EXERCISE OBJECTIVE: Please return all the records exactly, with nothing left out.
------------------------
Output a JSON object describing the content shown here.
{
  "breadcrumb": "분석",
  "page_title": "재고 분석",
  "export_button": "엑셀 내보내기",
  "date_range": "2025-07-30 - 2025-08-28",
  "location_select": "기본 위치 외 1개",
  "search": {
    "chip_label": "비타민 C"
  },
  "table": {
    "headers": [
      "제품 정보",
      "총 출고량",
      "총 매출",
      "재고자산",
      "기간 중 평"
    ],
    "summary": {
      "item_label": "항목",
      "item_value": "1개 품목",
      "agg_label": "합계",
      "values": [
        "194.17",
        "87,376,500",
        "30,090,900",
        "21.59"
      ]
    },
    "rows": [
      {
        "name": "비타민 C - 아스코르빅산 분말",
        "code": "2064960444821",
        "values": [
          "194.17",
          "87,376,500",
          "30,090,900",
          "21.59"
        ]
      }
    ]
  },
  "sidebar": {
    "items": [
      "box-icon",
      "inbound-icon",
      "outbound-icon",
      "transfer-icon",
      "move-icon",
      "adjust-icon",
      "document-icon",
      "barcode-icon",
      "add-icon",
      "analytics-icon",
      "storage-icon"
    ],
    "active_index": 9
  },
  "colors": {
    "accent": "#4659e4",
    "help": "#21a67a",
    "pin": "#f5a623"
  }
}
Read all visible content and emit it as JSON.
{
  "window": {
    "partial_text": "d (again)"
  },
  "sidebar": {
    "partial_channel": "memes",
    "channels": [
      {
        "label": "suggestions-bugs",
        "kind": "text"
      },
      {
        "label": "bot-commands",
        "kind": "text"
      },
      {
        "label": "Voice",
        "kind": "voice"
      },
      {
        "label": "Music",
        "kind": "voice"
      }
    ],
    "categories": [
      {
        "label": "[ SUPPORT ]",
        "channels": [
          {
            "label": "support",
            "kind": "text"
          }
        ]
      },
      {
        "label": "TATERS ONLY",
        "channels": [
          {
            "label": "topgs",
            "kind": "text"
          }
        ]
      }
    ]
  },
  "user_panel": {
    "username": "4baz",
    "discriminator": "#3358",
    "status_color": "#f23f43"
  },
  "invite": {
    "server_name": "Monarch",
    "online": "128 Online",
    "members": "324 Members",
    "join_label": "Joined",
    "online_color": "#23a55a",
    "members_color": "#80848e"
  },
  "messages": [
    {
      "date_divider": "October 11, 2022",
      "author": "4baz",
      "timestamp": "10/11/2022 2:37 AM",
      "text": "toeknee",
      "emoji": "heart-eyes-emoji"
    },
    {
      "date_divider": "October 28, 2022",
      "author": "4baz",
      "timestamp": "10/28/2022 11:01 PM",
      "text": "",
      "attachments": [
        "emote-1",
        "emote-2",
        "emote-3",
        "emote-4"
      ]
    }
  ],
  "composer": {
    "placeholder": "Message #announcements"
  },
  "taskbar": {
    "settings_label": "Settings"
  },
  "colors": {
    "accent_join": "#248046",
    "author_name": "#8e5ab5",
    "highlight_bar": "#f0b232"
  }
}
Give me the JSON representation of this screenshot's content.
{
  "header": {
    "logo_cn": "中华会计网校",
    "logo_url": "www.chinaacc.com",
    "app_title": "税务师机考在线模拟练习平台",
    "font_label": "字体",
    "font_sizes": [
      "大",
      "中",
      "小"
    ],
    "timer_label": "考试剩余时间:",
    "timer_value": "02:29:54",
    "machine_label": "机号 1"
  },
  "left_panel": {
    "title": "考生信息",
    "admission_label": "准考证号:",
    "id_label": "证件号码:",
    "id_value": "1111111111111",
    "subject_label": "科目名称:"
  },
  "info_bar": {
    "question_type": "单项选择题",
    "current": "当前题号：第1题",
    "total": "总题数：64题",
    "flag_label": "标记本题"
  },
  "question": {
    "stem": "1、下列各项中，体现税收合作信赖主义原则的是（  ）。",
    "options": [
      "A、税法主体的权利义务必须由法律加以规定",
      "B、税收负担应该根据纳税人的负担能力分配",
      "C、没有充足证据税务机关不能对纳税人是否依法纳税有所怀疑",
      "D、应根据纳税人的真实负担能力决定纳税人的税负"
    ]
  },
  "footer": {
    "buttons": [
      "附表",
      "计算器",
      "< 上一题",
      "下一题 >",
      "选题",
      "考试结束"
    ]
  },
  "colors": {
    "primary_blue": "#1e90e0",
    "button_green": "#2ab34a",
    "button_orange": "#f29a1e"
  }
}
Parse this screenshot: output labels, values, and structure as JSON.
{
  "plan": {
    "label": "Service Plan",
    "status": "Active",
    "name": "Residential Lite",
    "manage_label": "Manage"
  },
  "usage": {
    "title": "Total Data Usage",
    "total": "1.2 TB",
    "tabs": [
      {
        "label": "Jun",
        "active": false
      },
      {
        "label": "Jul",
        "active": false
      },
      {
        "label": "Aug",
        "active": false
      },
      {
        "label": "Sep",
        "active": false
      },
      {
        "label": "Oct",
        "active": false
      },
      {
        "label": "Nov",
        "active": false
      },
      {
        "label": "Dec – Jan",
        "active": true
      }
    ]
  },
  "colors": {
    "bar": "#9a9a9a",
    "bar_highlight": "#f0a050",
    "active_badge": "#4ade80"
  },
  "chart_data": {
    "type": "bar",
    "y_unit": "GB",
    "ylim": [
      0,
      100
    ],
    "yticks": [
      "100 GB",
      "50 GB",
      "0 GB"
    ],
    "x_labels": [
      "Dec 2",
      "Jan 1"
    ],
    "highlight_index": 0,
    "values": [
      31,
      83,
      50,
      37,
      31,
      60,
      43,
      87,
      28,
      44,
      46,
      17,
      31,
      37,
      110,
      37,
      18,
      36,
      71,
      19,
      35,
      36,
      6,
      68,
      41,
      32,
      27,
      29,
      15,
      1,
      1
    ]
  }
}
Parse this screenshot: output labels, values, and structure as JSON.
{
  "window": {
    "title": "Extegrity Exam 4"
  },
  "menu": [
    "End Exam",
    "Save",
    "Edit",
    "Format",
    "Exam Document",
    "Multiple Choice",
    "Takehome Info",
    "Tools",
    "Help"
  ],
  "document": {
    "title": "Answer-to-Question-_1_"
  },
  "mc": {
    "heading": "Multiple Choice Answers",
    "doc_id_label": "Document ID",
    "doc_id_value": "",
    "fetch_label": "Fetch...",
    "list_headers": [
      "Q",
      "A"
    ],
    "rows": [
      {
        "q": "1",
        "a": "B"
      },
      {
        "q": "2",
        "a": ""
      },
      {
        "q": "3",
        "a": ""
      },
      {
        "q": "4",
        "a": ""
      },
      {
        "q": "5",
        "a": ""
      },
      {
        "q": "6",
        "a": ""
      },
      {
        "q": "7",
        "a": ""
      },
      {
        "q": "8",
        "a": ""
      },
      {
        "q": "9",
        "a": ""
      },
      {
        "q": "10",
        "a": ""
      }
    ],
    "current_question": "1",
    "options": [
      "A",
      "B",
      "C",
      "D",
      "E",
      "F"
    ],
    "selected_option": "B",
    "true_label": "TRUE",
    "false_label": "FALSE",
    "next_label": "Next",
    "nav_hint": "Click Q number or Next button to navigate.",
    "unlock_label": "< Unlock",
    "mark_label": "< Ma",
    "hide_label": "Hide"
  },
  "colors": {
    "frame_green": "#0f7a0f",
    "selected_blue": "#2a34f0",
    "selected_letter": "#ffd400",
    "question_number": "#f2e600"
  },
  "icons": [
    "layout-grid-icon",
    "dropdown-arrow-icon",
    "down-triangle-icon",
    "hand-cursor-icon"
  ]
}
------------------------
ANSWER BOX:
Output a JSON object describing the content shown here.
{
  "breadcrumb": "분석",
  "page_title": "재고 분석",
  "export_button": "엑셀 내보내기",
  "date_range": "2025-07-30 - 2025-08-28",
  "location_select": "기본 위치 외 1개",
  "search": {
    "chip_label": "비타민 C"
  },
  "table": {
    "headers": [
      "제품 정보",
      "총 출고량",
      "총 매출",
      "재고자산",
      "기간 중 평"
    ],
    "summary": {
      "item_label": "항목",
      "item_value": "1개 품목",
      "agg_label": "합계",
      "values": [
        "194.17",
        "87,376,500",
        "30,090,900",
        "21.59"
      ]
    },
    "rows": [
      {
        "name": "비타민 C - 아스코르빅산 분말",
        "code": "2064960444821",
        "values": [
          "194.17",
          "87,376,500",
          "30,090,900",
          "21.59"
        ]
      }
    ]
  },
  "sidebar": {
    "items": [
      "box-icon",
      "inbound-icon",
      "outbound-icon",
      "transfer-icon",
      "move-icon",
      "adjust-icon",
      "document-icon",
      "barcode-icon",
      "add-icon",
      "analytics-icon",
      "storage-icon"
    ],
    "active_index": 9
  },
  "colors": {
    "accent": "#4659e4",
    "help": "#21a67a",
    "pin": "#f5a623"
  }
}
Read all visible content and emit it as JSON.
{
  "window": {
    "partial_text": "d (again)"
  },
  "sidebar": {
    "partial_channel": "memes",
    "channels": [
      {
        "label": "suggestions-bugs",
        "kind": "text"
      },
      {
        "label": "bot-commands",
        "kind": "text"
      },
      {
        "label": "Voice",
        "kind": "voice"
      },
      {
        "label": "Music",
        "kind": "voice"
      }
    ],
    "categories": [
      {
        "label": "[ SUPPORT ]",
        "channels": [
          {
            "label": "support",
            "kind": "text"
          }
        ]
      },
      {
        "label": "TATERS ONLY",
        "channels": [
          {
            "label": "topgs",
            "kind": "text"
          }
        ]
      }
    ]
  },
  "user_panel": {
    "username": "4baz",
    "discriminator": "#3358",
    "status_color": "#f23f43"
  },
  "invite": {
    "server_name": "Monarch",
    "online": "128 Online",
    "members": "324 Members",
    "join_label": "Joined",
    "online_color": "#23a55a",
    "members_color": "#80848e"
  },
  "messages": [
    {
      "date_divider": "October 11, 2022",
      "author": "4baz",
      "timestamp": "10/11/2022 2:37 AM",
      "text": "toeknee",
      "emoji": "heart-eyes-emoji"
    },
    {
      "date_divider": "October 28, 2022",
      "author": "4baz",
      "timestamp": "10/28/2022 11:01 PM",
      "text": "",
      "attachments": [
        "emote-1",
        "emote-2",
        "emote-3",
        "emote-4"
      ]
    }
  ],
  "composer": {
    "placeholder": "Message #announcements"
  },
  "taskbar": {
    "settings_label": "Settings"
  },
  "colors": {
    "accent_join": "#248046",
    "author_name": "#8e5ab5",
    "highlight_bar": "#f0b232"
  }
}
Give me the JSON representation of this screenshot's content.
{
  "header": {
    "logo_cn": "中华会计网校",
    "logo_url": "www.chinaacc.com",
    "app_title": "税务师机考在线模拟练习平台",
    "font_label": "字体",
    "font_sizes": [
      "大",
      "中",
      "小"
    ],
    "timer_label": "考试剩余时间:",
    "timer_value": "02:29:54",
    "machine_label": "机号 1"
  },
  "left_panel": {
    "title": "考生信息",
    "admission_label": "准考证号:",
    "id_label": "证件号码:",
    "id_value": "1111111111111",
    "subject_label": "科目名称:"
  },
  "info_bar": {
    "question_type": "单项选择题",
    "current": "当前题号：第1题",
    "total": "总题数：64题",
    "flag_label": "标记本题"
  },
  "question": {
    "stem": "1、下列各项中，体现税收合作信赖主义原则的是（  ）。",
    "options": [
      "A、税法主体的权利义务必须由法律加以规定",
      "B、税收负担应该根据纳税人的负担能力分配",
      "C、没有充足证据税务机关不能对纳税人是否依法纳税有所怀疑",
      "D、应根据纳税人的真实负担能力决定纳税人的税负"
    ]
  },
  "footer": {
    "buttons": [
      "附表",
      "计算器",
      "< 上一题",
      "下一题 >",
      "选题",
      "考试结束"
    ]
  },
  "colors": {
    "primary_blue": "#1e90e0",
    "button_green": "#2ab34a",
    "button_orange": "#f29a1e"
  }
}
Parse this screenshot: output labels, values, and structure as JSON.
{
  "plan": {
    "label": "Service Plan",
    "status": "Active",
    "name": "Residential Lite",
    "manage_label": "Manage"
  },
  "usage": {
    "title": "Total Data Usage",
    "total": "1.2 TB",
    "tabs": [
      {
        "label": "Jun",
        "active": false
      },
      {
        "label": "Jul",
        "active": false
      },
      {
        "label": "Aug",
        "active": false
      },
      {
        "label": "Sep",
        "active": false
      },
      {
        "label": "Oct",
        "active": false
      },
      {
        "label": "Nov",
        "active": false
      },
      {
        "label": "Dec – Jan",
        "active": true
      }
    ]
  },
  "colors": {
    "bar": "#9a9a9a",
    "bar_highlight": "#f0a050",
    "active_badge": "#4ade80"
  },
  "chart_data": {
    "type": "bar",
    "y_unit": "GB",
    "ylim": [
      0,
      100
    ],
    "yticks": [
      "100 GB",
      "50 GB",
      "0 GB"
    ],
    "x_labels": [
      "Dec 2",
      "Jan 1"
    ],
    "highlight_index": 0,
    "values": [
      31,
      83,
      50,
      37,
      31,
      60,
      43,
      87,
      28,
      44,
      46,
      17,
      31,
      37,
      110,
      37,
      18,
      36,
      71,
      19,
      35,
      36,
      6,
      68,
      41,
      32,
      27,
      29,
      15,
      1,
      1
    ]
  }
}
Parse this screenshot: output labels, values, and structure as JSON.
{
  "window": {
    "title": "Extegrity Exam 4"
  },
  "menu": [
    "End Exam",
    "Save",
    "Edit",
    "Format",
    "Exam Document",
    "Multiple Choice",
    "Takehome Info",
    "Tools",
    "Help"
  ],
  "document": {
    "title": "Answer-to-Question-_1_"
  },
  "mc": {
    "heading": "Multiple Choice Answers",
    "doc_id_label": "Document ID",
    "doc_id_value": "",
    "fetch_label": "Fetch...",
    "list_headers": [
      "Q",
      "A"
    ],
    "rows": [
      {
        "q": "1",
        "a": "B"
      },
      {
        "q": "2",
        "a": ""
      },
      {
        "q": "3",
        "a": ""
      },
      {
        "q": "4",
        "a": ""
      },
      {
        "q": "5",
        "a": ""
      },
      {
        "q": "6",
        "a": ""
      },
      {
        "q": "7",
        "a": ""
      },
      {
        "q": "8",
        "a": ""
      },
      {
        "q": "9",
        "a": ""
      },
      {
        "q": "10",
        "a": ""
      }
    ],
    "current_question": "1",
    "options": [
      "A",
      "B",
      "C",
      "D",
      "E",
      "F"
    ],
    "selected_option": "B",
    "true_label": "TRUE",
    "false_label": "FALSE",
    "next_label": "Next",
    "nav_hint": "Click Q number or Next button to navigate.",
    "unlock_label": "< Unlock",
    "mark_label": "< Ma",
    "hide_label": "Hide"
  },
  "colors": {
    "frame_green": "#0f7a0f",
    "selected_blue": "#2a34f0",
    "selected_letter": "#ffd400",
    "question_number": "#f2e600"
  },
  "icons": [
    "layout-grid-icon",
    "dropdown-arrow-icon",
    "down-triangle-icon",
    "hand-cursor-icon"
  ]
}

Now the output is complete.